Many children in South Asia, particularly underprivileged and marginalized children, are victims of or are at risk of commercial sexual exploitation. Addressing the issue is a challenge because of deep-rooted secrecy, lack of adequate measures to protect child victims and a deeply ingrained social stigma surrounding these crimes. Trafficking in children – cross-border and internal – for sexual exploitation is another major concern.
Children are trafficked from India to Bangladesh and Nepal, where many end up exploited in brothels. Prostitution of children, forced marriage and child sex tourism are also major forms of sexual exploitation in the region. Inadequate laws, weak law enforcement and low rates of birth registration constrain legal protection of minors and prosecution of offenders.
The ECPAT network in South Asia is active at many levels. Groups have conducted studies on child sex tourism, the prostitution of boys and national legal frameworks for protection of children from CSEC and have been involved in direct action such as assisting child survivors through the legal system and supporting them for their recovery and social reintegration.

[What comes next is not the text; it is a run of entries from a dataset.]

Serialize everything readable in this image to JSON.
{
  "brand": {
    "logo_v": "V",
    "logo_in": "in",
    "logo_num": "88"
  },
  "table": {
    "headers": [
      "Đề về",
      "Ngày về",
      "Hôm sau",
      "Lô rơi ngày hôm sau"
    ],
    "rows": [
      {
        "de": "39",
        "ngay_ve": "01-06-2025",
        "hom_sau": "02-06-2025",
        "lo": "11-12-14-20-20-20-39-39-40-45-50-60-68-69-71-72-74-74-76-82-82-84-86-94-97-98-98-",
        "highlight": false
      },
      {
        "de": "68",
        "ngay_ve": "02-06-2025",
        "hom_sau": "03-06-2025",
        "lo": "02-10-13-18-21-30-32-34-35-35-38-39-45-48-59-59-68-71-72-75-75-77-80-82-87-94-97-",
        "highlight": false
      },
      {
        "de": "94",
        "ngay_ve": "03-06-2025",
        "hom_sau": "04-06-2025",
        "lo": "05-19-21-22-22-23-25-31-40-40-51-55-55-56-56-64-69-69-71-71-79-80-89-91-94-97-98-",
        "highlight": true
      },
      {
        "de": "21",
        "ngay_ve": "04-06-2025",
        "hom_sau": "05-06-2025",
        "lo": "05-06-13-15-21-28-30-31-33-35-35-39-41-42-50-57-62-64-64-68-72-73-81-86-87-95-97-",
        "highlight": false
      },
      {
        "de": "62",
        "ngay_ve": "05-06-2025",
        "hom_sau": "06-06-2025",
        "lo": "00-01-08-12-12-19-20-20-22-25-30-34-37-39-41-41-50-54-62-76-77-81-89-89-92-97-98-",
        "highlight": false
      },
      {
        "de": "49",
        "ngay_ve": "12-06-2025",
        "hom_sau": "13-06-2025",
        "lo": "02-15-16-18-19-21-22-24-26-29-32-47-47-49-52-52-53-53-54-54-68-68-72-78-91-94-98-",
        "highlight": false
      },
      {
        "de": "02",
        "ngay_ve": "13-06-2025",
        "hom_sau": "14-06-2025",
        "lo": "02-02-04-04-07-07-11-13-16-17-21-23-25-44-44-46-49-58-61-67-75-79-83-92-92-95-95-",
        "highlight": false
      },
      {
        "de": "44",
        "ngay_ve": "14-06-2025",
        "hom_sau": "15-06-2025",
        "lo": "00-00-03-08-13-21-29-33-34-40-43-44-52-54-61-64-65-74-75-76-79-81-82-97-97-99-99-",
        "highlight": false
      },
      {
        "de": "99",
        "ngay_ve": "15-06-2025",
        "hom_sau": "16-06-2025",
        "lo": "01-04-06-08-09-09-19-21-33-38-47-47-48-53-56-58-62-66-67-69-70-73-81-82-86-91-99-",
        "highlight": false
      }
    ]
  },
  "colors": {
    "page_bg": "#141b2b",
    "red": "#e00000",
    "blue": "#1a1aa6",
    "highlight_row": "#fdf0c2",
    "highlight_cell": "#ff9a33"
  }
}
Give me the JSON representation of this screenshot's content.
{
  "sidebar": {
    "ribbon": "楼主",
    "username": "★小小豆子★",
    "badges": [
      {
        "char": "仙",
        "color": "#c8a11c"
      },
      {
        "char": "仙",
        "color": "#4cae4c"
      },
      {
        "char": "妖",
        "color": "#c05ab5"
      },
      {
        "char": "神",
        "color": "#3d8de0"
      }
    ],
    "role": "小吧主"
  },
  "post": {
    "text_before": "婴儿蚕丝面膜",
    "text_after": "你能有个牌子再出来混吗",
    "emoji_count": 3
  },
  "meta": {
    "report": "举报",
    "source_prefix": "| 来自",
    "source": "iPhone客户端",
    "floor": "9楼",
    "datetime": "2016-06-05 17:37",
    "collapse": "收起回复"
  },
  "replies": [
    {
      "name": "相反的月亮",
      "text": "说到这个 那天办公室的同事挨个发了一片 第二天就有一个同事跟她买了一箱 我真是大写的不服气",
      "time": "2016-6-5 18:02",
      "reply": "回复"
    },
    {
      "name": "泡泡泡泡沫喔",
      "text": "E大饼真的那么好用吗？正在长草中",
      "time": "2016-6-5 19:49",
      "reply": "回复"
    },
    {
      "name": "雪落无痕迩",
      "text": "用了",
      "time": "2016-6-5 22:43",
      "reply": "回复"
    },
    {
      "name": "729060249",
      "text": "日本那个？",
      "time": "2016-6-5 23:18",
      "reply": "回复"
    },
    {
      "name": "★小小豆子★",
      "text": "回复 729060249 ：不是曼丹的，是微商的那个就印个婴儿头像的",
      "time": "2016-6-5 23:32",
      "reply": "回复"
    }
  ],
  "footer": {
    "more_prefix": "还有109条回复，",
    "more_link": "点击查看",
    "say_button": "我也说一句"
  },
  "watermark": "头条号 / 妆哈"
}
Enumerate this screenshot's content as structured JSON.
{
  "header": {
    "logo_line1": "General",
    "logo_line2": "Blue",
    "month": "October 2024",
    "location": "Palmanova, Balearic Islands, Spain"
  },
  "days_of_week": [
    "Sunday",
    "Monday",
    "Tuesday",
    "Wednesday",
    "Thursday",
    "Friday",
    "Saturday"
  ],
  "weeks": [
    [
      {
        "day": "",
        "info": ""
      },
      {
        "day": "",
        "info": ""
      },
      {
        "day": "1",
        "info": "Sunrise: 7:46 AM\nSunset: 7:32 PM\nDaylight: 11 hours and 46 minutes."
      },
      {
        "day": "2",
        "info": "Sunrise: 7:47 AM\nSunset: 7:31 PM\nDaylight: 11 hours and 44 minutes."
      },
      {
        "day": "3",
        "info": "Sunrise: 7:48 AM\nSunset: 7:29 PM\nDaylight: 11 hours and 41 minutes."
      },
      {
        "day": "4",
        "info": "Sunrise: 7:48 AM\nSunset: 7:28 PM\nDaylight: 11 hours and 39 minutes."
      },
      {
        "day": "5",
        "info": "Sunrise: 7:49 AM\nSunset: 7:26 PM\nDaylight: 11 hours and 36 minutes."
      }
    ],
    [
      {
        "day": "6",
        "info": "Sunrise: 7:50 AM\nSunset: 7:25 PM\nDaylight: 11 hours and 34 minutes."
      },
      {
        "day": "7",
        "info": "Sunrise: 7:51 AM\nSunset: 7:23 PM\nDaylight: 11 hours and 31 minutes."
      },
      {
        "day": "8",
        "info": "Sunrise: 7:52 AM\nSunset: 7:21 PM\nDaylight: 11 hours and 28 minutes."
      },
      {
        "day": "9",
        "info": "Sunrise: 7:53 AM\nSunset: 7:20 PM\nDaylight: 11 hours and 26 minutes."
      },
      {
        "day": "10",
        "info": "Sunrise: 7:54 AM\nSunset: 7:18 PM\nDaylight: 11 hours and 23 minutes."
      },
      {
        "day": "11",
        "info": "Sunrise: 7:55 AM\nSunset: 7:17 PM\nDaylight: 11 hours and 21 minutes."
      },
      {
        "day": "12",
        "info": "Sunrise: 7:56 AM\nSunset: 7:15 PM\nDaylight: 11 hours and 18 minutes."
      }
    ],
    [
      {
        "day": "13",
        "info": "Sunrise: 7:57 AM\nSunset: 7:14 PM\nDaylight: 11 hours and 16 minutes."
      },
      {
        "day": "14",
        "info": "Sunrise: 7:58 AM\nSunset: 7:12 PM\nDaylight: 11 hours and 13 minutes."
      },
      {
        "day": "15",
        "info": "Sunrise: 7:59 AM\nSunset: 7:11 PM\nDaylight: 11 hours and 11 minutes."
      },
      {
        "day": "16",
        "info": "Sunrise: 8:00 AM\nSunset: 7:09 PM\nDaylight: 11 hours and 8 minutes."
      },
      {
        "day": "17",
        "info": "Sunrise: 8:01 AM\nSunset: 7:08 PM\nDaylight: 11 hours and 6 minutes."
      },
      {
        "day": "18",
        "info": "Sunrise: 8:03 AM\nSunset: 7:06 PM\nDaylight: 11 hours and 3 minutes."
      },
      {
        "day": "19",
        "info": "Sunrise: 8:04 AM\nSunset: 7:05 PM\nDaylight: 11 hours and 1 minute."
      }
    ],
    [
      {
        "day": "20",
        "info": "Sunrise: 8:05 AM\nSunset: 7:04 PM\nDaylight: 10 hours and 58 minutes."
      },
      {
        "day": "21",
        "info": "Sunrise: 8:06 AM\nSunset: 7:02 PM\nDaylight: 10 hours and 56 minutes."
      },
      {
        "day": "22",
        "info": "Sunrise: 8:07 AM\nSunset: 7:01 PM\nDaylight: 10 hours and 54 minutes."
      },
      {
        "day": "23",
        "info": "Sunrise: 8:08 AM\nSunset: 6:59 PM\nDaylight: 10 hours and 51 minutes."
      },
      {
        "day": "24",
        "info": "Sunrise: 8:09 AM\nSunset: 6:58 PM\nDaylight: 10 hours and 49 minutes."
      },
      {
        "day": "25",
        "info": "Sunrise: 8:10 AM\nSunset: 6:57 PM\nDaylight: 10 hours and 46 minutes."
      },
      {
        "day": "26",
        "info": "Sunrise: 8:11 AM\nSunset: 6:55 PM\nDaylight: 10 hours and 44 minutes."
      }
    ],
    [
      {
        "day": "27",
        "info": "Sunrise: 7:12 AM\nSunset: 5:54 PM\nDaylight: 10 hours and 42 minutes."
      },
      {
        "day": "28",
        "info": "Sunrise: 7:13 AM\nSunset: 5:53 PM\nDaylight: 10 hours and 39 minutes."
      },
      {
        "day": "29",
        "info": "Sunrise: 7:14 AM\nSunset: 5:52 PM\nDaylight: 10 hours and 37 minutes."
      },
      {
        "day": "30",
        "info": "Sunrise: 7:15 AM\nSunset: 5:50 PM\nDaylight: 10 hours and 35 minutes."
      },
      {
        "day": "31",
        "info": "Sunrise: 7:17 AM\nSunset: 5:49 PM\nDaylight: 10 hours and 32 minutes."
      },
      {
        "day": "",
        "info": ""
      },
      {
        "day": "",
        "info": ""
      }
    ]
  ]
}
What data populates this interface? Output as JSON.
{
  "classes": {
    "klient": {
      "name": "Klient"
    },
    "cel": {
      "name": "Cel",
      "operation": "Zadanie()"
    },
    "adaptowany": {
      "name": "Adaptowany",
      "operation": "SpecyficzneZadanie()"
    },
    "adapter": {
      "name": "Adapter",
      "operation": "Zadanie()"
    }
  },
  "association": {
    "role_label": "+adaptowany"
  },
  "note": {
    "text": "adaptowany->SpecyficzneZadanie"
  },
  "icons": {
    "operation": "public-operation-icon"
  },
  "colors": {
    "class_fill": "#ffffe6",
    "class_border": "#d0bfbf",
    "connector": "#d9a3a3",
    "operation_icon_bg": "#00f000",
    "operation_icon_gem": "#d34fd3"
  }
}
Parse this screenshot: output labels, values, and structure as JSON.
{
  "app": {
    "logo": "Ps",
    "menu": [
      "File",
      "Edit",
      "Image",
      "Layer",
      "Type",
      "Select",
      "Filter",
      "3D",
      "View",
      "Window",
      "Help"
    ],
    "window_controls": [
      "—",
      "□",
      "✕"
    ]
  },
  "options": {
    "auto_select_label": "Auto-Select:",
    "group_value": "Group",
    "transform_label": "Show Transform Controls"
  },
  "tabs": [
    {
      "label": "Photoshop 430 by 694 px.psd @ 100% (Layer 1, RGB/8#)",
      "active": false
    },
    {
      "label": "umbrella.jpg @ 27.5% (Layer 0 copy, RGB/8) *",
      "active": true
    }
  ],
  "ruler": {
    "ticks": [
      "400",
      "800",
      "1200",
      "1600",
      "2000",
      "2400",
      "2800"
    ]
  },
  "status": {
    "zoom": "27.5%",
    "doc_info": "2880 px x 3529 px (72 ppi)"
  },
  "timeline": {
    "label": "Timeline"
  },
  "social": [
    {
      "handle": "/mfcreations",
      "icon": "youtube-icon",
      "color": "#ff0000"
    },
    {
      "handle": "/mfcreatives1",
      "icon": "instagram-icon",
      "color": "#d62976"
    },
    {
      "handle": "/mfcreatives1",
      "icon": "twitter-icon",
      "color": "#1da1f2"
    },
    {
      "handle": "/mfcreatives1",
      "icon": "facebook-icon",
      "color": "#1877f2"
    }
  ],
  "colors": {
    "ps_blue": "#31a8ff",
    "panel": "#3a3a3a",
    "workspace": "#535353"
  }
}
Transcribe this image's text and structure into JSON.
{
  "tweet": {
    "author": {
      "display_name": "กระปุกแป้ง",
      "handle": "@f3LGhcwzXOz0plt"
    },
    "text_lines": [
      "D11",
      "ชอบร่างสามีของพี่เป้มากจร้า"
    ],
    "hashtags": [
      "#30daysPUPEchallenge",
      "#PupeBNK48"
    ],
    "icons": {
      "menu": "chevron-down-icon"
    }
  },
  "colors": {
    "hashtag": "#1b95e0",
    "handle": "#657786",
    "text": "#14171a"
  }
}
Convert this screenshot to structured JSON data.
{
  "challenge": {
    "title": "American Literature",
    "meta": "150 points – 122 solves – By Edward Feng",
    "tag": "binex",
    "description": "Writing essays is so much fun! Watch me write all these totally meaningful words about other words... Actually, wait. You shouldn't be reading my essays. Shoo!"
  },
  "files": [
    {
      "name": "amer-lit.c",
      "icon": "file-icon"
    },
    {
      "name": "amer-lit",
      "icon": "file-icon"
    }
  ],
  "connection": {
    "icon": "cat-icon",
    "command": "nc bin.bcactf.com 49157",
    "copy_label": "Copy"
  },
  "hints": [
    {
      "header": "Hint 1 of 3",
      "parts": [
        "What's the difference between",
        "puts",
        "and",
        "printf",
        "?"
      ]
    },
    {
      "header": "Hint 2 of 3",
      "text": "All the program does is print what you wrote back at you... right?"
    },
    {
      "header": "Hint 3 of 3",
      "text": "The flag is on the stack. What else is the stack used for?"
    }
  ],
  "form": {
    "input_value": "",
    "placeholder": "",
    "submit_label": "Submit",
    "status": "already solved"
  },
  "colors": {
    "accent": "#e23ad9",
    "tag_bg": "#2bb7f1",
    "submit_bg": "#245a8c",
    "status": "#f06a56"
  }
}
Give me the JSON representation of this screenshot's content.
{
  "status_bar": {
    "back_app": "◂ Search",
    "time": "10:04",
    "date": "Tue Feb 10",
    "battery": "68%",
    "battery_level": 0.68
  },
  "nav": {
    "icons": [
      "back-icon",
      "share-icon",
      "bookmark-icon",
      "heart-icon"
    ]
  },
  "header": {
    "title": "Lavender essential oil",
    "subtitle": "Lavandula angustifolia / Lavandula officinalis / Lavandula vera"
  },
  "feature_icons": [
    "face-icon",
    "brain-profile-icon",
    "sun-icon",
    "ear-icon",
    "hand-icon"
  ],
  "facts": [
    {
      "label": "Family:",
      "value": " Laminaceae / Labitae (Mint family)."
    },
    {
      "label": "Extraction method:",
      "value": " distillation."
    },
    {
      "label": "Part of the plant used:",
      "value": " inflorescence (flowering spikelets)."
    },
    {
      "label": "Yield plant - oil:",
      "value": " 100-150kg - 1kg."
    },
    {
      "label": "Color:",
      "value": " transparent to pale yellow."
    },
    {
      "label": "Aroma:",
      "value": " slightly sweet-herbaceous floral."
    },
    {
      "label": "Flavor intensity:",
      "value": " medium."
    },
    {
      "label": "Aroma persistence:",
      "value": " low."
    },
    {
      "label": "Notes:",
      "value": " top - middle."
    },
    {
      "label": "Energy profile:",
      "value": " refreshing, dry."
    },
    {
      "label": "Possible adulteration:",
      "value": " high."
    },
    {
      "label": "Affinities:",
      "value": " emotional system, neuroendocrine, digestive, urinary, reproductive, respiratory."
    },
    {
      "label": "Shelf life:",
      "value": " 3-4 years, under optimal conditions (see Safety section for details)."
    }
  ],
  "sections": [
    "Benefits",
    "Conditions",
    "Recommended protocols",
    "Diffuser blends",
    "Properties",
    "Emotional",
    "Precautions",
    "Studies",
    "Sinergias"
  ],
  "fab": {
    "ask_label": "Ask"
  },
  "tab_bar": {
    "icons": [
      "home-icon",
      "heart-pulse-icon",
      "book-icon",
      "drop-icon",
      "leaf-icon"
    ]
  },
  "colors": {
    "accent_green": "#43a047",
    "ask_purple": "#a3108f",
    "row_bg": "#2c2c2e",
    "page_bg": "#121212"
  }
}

The Youth Partnership Project for Child Survivors of Commercial Sexual Exploitation in South Asia (YPP) is an innovative ECPAT initiative in the region designed to empower and build the capacity of child survivors of commercial sexual exploitation and trafficking to take the lead in the fight against CSEC. ECPAT manages this project at the regional level, working in close coordination with YPP national partner organizations Aparajeyo Bangladesh, Maiti Nepal and SANLAAP India. For more information about the project, visit the YPP website